Truly Design Brings 3D art and anamorphic art to The High Gallery
Is The High Gallery on your radar yet? It’s our patronage project whose raison d’etre is to elevate artists in a wide range of disciplines (if you haven’t yet, check it out!). We’re regularly introducing exciting pioneering talents on the gallery, as part of a push to inspire creativity and to help the creators reach higher.
As part of this, we’ve selected some of them to focus on, in a series of special documentaries. One of these is Truly Design. Let us take you into their world of 3d and anamorphic art.
Art from a different perspective
First, who are Truly Design? They’re three friends from Turin of twenty years’ standing: Mauro, Rems & Ninja1. Graffiti culture holds a strong influence on what they do (in fact Mauro has recurrent dreams about painting graffiti on trains).
And how to define their work?
They’re the reigning kings of anamorphic art! But you might need some explanation on what that is: it’s visuals that trick the eyes because they only come together completely when seen from a certain angle.

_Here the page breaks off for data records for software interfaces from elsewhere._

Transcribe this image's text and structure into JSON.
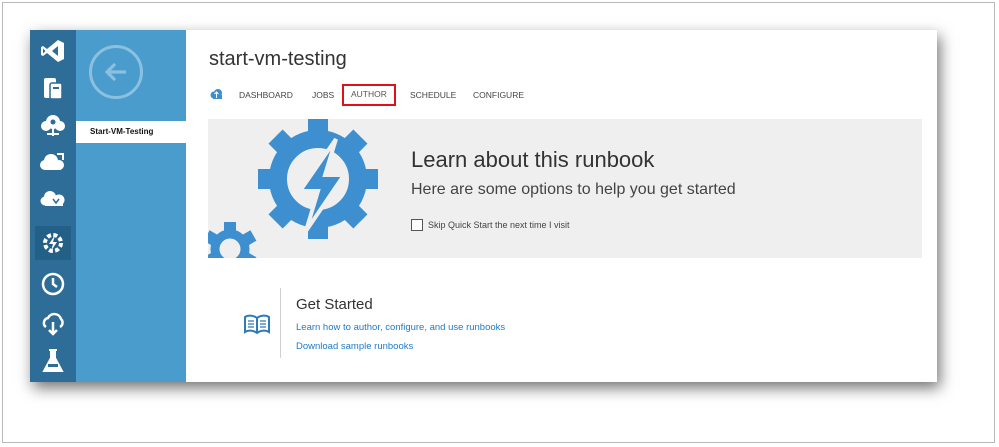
{
  "page": {
    "title": "start-vm-testing"
  },
  "nav": {
    "back_icon": "back-arrow-icon",
    "item_label": "Start-VM-Testing"
  },
  "sidebar_icons": [
    "visual-studio-icon",
    "mobile-services-icon",
    "cloud-services-icon",
    "virtual-machines-icon",
    "hdinsight-icon",
    "automation-icon",
    "scheduler-icon",
    "recovery-services-icon",
    "machine-learning-icon"
  ],
  "tabs": [
    {
      "label": "DASHBOARD"
    },
    {
      "label": "JOBS"
    },
    {
      "label": "AUTHOR"
    },
    {
      "label": "SCHEDULE"
    },
    {
      "label": "CONFIGURE"
    }
  ],
  "selected_tab": "AUTHOR",
  "banner": {
    "title": "Learn about this runbook",
    "subtitle": "Here are some options to help you get started",
    "skip_label": "Skip Quick Start the next time I visit",
    "skip_checked": false
  },
  "get_started": {
    "title": "Get Started",
    "links": [
      "Learn how to author, configure, and use runbooks",
      "Download sample runbooks"
    ]
  },
  "colors": {
    "icon_bar": "#2d6d98",
    "nav_panel": "#4a9ccc",
    "accent_blue": "#3d8fd0",
    "link": "#1f7ac6",
    "highlight_red": "#e0101a",
    "banner_bg": "#efefef"
  }
}
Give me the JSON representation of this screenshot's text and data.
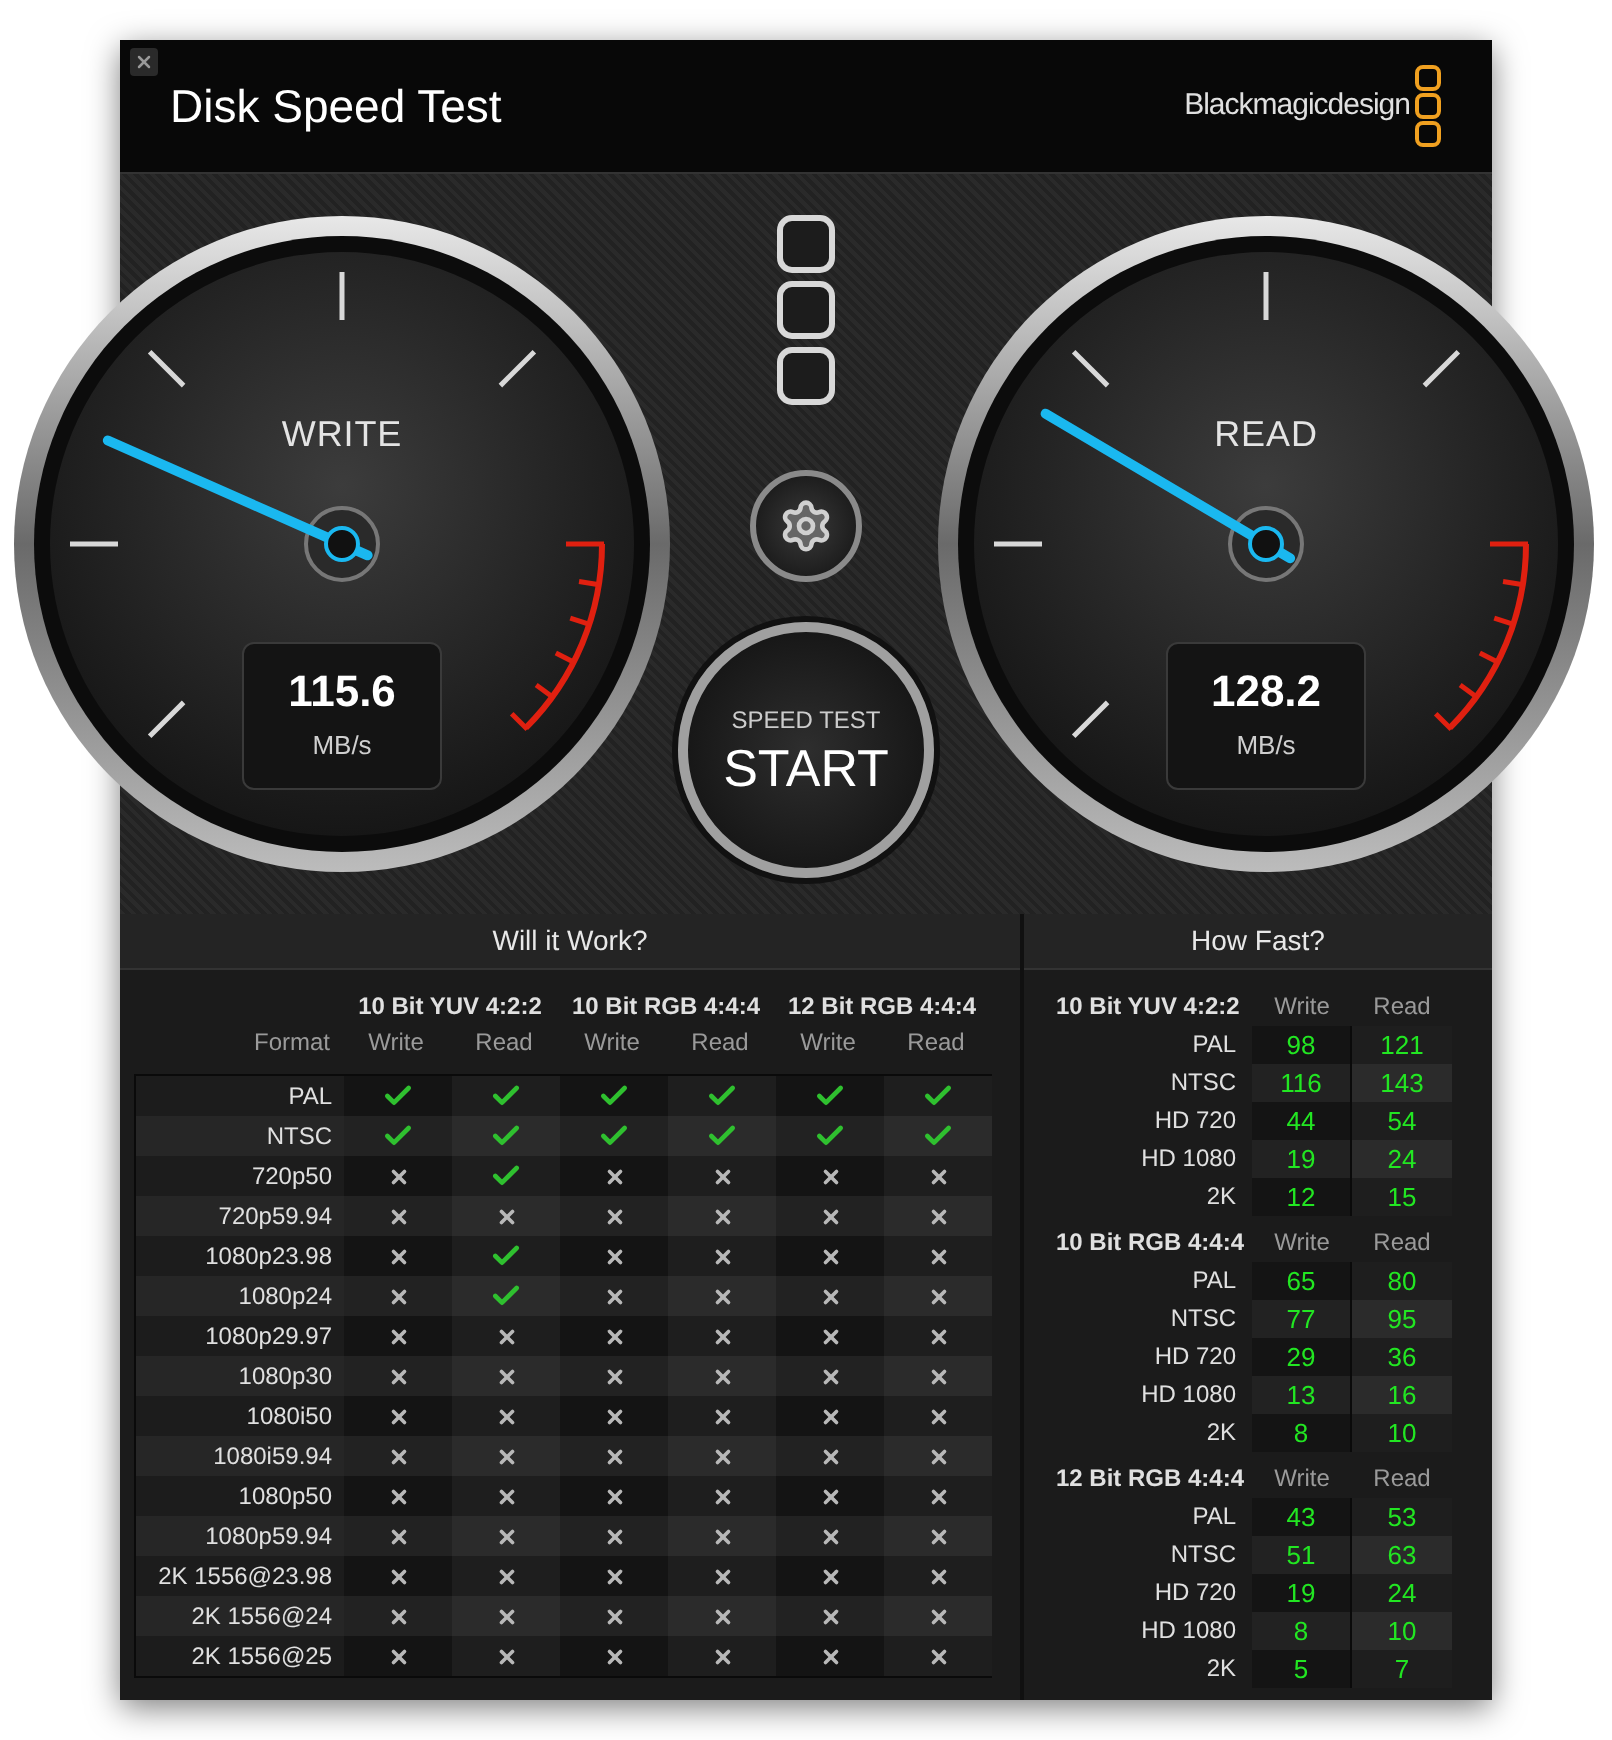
{
  "window": {
    "title": "Disk Speed Test",
    "brand": "Blackmagicdesign"
  },
  "gauges": [
    {
      "label": "WRITE",
      "value": "115.6",
      "unit": "MB/s",
      "level": 0.255
    },
    {
      "label": "READ",
      "value": "128.2",
      "unit": "MB/s",
      "level": 0.28
    }
  ],
  "start_button": {
    "caption": "SPEED TEST",
    "label": "START"
  },
  "will_it_work": {
    "title": "Will it Work?",
    "format_header": "Format",
    "groups": [
      {
        "name": "10 Bit YUV 4:2:2",
        "columns": [
          "Write",
          "Read"
        ]
      },
      {
        "name": "10 Bit RGB 4:4:4",
        "columns": [
          "Write",
          "Read"
        ]
      },
      {
        "name": "12 Bit RGB 4:4:4",
        "columns": [
          "Write",
          "Read"
        ]
      }
    ],
    "rows": [
      {
        "format": "PAL",
        "results": [
          true,
          true,
          true,
          true,
          true,
          true
        ]
      },
      {
        "format": "NTSC",
        "results": [
          true,
          true,
          true,
          true,
          true,
          true
        ]
      },
      {
        "format": "720p50",
        "results": [
          false,
          true,
          false,
          false,
          false,
          false
        ]
      },
      {
        "format": "720p59.94",
        "results": [
          false,
          false,
          false,
          false,
          false,
          false
        ]
      },
      {
        "format": "1080p23.98",
        "results": [
          false,
          true,
          false,
          false,
          false,
          false
        ]
      },
      {
        "format": "1080p24",
        "results": [
          false,
          true,
          false,
          false,
          false,
          false
        ]
      },
      {
        "format": "1080p29.97",
        "results": [
          false,
          false,
          false,
          false,
          false,
          false
        ]
      },
      {
        "format": "1080p30",
        "results": [
          false,
          false,
          false,
          false,
          false,
          false
        ]
      },
      {
        "format": "1080i50",
        "results": [
          false,
          false,
          false,
          false,
          false,
          false
        ]
      },
      {
        "format": "1080i59.94",
        "results": [
          false,
          false,
          false,
          false,
          false,
          false
        ]
      },
      {
        "format": "1080p50",
        "results": [
          false,
          false,
          false,
          false,
          false,
          false
        ]
      },
      {
        "format": "1080p59.94",
        "results": [
          false,
          false,
          false,
          false,
          false,
          false
        ]
      },
      {
        "format": "2K 1556@23.98",
        "results": [
          false,
          false,
          false,
          false,
          false,
          false
        ]
      },
      {
        "format": "2K 1556@24",
        "results": [
          false,
          false,
          false,
          false,
          false,
          false
        ]
      },
      {
        "format": "2K 1556@25",
        "results": [
          false,
          false,
          false,
          false,
          false,
          false
        ]
      }
    ]
  },
  "how_fast": {
    "title": "How Fast?",
    "groups": [
      {
        "name": "10 Bit YUV 4:2:2",
        "write_header": "Write",
        "read_header": "Read",
        "rows": [
          {
            "format": "PAL",
            "write": "98",
            "read": "121"
          },
          {
            "format": "NTSC",
            "write": "116",
            "read": "143"
          },
          {
            "format": "HD 720",
            "write": "44",
            "read": "54"
          },
          {
            "format": "HD 1080",
            "write": "19",
            "read": "24"
          },
          {
            "format": "2K",
            "write": "12",
            "read": "15"
          }
        ]
      },
      {
        "name": "10 Bit RGB 4:4:4",
        "write_header": "Write",
        "read_header": "Read",
        "rows": [
          {
            "format": "PAL",
            "write": "65",
            "read": "80"
          },
          {
            "format": "NTSC",
            "write": "77",
            "read": "95"
          },
          {
            "format": "HD 720",
            "write": "29",
            "read": "36"
          },
          {
            "format": "HD 1080",
            "write": "13",
            "read": "16"
          },
          {
            "format": "2K",
            "write": "8",
            "read": "10"
          }
        ]
      },
      {
        "name": "12 Bit RGB 4:4:4",
        "write_header": "Write",
        "read_header": "Read",
        "rows": [
          {
            "format": "PAL",
            "write": "43",
            "read": "53"
          },
          {
            "format": "NTSC",
            "write": "51",
            "read": "63"
          },
          {
            "format": "HD 720",
            "write": "19",
            "read": "24"
          },
          {
            "format": "HD 1080",
            "write": "8",
            "read": "10"
          },
          {
            "format": "2K",
            "write": "5",
            "read": "7"
          }
        ]
      }
    ]
  }
}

The idea the trio play with is that point of view is fragile, and that a few millimetres can change something completely. They explore this idea playfully and hugely creatively, and it certainly makes for a dynamic and interactive experience for whoever comes across their work. Which is something that you might do without planning it, as their work is out on the street. And even if coming across it is not planned, you couldn’t possibly walk past without noticing it! Their creations are blatantly colourful.
Where you might see them
Places where you might see Truly’s dazzling creations: street walls, buildings, factories, art installations, basketball courts, car bodies, rooftops, metro stations, restaurants, sports facilities, even the countryside… They are completely open-minded about where an eye-catching piece of art might unexpectedly spring up.
The nuts and bolts of the process
They use simple tools for the most part: pencil, paper, paintbrushes, spray cans and an iPad. But being big works, there are also drones and lifting platforms. There’s even a crystal magic ball (check out our full documentary to spot it).
They start with a sketch on paper or iPad, which they sometimes Photoshop or use an iPad drawing app on. Then they go directly to painting or spray-canning the wall, building or whatever the surface and format happen to be.
It all sounds kind of simple, but there’s nothing simple about their creative vision.
The social agenda, and friendship
There’s also depth to Truly’s attitude to creativity. They feel strongly that graffiti pulls people from different backgrounds together, that it is a societal good. They see it as something that accelerates friendship, and that creates adventures out of nothing. A way to escape that leads to fresh views. Especially if the art itself reinforces the concept that perspective is always subjective: that viewpoint is everything.
Impermanence as a Viewpoint
Time also becomes an interesting player in the game: As the crew themselves remark, they’re sure that little still stands of what they’ve made, painted over when buildings change, or destroyed by the elements. They turn this into a defiant forward-looking energy, saying: ¨We’re not attached to what we paint. When something’s over, we’re onto the next adventure.¨
What they are seemingly attached to, is working together as a team.
Challenge Your Perspectives
So, we’re very excited about these game changers and pioneers of form, who have stayed true to the techniques of old-fashioned illegal graffiti, while creating something wholly new and fresh, in which the possibilities become infinite.
Check out their artistic projects at @trulydesigncrew for a complete picture of their creations. And see them in context as part of our creative project @the_high_gallery. Last but not least, treat yourself to a viewing of the documentary to discover more about their fascinating world.